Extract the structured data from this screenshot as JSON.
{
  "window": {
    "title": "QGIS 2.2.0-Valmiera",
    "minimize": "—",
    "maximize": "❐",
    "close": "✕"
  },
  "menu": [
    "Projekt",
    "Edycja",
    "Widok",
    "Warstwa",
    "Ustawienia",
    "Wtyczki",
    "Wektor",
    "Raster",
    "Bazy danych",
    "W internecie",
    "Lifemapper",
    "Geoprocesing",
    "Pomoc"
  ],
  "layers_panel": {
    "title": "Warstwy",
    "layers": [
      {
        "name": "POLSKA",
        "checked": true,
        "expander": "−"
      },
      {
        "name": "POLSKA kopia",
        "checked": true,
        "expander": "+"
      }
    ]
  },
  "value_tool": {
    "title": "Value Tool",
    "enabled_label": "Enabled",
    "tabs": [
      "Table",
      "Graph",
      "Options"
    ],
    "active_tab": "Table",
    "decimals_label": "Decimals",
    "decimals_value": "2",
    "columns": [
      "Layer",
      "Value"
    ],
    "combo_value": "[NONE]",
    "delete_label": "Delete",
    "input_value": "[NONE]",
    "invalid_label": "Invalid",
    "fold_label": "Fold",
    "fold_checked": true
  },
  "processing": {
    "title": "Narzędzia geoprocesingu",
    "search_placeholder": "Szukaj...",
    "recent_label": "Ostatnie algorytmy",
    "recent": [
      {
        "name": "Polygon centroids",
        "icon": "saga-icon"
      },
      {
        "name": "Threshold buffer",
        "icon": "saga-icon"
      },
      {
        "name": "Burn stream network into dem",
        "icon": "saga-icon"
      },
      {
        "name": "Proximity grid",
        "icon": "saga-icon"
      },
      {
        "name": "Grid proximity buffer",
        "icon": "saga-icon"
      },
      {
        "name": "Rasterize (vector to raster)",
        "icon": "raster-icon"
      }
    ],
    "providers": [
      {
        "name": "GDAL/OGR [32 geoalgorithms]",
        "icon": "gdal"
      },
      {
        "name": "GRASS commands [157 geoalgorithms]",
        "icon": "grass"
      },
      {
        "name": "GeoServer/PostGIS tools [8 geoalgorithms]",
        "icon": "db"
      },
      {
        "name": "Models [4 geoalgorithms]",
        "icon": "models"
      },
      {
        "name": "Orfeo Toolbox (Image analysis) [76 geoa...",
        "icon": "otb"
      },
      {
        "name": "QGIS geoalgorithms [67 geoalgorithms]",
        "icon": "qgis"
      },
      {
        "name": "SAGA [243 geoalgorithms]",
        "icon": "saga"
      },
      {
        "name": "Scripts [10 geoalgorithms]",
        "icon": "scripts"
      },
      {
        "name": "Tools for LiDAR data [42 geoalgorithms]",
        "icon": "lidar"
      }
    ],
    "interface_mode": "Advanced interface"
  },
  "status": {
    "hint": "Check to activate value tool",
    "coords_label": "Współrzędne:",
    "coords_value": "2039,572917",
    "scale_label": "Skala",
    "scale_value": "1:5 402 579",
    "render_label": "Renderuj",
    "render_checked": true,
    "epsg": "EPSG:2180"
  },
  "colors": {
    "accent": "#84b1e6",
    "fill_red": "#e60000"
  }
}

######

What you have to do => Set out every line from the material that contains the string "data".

Response to the exercise =>
Extract the structured data from this screenshot as JSON.
        "name": "Tools for LiDAR data [42 geoalgorithms]",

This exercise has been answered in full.